Lowering blood pressure significantly with workout requires a lot of blood, sweat, and pain – which is why most people don’t do it.
For these same reasons, three new studies published in the FASEB Journal have been making waves, as they have proof of a simple, almost effortless exercise that is more effective than hours of aerobics or weight training.
Best of all, it only takes five minutes and you can do it anywhere.
In the 1970s and 1980s, medical professionals started using a method called inspiratory muscle strength training to wean people off respirators and to increase the lung capacity of people that had lung diseases.
This treatment required them to breathe through a hand-held device called an inspiratory muscle trainer, which provided resistance when they inhaled.
As such, the device is similar to the weights you use in weight resistance training to strengthen your muscles. The only difference is it just works on your inspiratory muscles.
In the first study, Colorado researchers split 13 volunteers, all with resting systolic blood pressure that was above 120 mmHg, into a real treatment group and a sham treatment group.
The real treatment group had to breathe through this device for six days a week for six weeks, taking 30 breaths per day. The device was set on 75 percent maximum inspiratory pressure.
The sham group was asked to do it for the same amount of time and number of breaths, but the device they used was a sham device that provided no resistance.

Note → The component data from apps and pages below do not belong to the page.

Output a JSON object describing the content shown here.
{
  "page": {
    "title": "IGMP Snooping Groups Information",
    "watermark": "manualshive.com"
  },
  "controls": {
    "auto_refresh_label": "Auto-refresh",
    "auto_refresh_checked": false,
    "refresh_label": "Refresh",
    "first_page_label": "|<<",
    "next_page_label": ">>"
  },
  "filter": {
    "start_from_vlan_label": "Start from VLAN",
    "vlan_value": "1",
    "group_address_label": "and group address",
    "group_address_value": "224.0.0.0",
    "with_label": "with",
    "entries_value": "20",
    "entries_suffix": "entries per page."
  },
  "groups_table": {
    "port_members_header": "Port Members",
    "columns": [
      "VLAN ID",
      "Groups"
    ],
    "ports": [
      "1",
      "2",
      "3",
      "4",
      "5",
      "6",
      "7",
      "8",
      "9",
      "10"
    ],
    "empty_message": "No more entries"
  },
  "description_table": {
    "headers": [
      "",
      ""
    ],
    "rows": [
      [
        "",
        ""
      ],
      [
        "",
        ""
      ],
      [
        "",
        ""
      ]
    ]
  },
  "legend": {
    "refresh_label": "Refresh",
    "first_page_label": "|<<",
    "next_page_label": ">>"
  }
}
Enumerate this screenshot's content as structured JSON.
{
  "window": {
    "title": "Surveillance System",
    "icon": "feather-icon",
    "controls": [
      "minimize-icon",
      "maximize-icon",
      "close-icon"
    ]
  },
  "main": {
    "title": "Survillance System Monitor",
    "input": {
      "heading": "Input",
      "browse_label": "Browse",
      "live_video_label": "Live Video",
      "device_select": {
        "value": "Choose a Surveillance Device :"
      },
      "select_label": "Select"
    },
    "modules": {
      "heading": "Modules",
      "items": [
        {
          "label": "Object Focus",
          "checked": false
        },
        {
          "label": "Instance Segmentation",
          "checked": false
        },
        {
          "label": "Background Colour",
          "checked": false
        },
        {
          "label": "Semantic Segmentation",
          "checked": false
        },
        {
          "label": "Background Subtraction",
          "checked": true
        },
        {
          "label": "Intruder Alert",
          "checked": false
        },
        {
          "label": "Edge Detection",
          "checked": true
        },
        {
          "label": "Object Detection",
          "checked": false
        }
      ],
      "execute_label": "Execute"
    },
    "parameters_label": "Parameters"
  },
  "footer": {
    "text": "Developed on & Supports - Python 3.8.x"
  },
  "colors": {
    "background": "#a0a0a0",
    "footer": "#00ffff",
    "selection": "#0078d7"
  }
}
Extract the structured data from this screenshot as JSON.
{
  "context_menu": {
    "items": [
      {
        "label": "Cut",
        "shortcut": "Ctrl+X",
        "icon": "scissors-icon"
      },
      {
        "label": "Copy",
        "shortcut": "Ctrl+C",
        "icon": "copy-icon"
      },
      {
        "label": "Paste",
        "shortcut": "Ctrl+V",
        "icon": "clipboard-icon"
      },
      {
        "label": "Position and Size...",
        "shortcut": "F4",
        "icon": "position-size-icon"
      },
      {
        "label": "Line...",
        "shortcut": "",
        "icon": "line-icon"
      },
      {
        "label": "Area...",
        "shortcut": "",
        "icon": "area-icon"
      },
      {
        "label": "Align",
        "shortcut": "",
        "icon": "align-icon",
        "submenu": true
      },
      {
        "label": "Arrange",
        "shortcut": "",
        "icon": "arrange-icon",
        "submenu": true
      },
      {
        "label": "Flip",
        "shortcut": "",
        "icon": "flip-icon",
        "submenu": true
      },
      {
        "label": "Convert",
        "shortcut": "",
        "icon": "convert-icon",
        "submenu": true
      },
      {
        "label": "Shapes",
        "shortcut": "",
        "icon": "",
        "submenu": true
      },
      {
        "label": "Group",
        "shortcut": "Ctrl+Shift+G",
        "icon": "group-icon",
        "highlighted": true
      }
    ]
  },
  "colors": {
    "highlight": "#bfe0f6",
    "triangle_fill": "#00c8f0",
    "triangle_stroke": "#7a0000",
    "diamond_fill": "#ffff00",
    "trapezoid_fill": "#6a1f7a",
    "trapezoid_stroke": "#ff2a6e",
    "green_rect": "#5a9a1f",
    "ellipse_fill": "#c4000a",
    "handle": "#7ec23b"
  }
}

After six weeks, they found two important improvements in the treatment group.
1. Their resting systolic blood pressure was considerably lower than that of the sham treatment group. This was just over 10 mmHg lower than prior to the study.
2. Their large arteries functioned better by being better able to dilate in response to blood flow.
The scientists were thus pleasantly surprised, as a 10-mmHg blood pressure reduction is better than what any long aerobic exercise session can accomplish.
It is also better than what any single blood pressure drug can do.
In the second study, they asked 14 volunteers to run on a treadmill after the same six-week schedule of breathing, after dividing the volunteers into the same real and sham treatment groups.
After the study, the treatment group was found to be able to exercise longer, with less cardiorespiratory effort, and at a lower heart rate than the sham treatment group could.
The third study also used 14 volunteers divided into the same two groups, with the same breathing schedules for the same amount of time.
After six weeks, they again found a 10-mmHg resting systolic blood pressure reduction in the treatment group.
On top of that, the treatment group also showed some cognitive improvements, such as being able to process information faster and being able to remember better.
Interestingly, our simple blood pressure exercises are based on very similar techniques as the inspiratory muscle trainer. The only difference? We do not need a machine.
So, if you don’t have an inspiratory muscle trainer lying around, you can just do the exercises found here for as little as nine minutes per day (and reap even greater results)…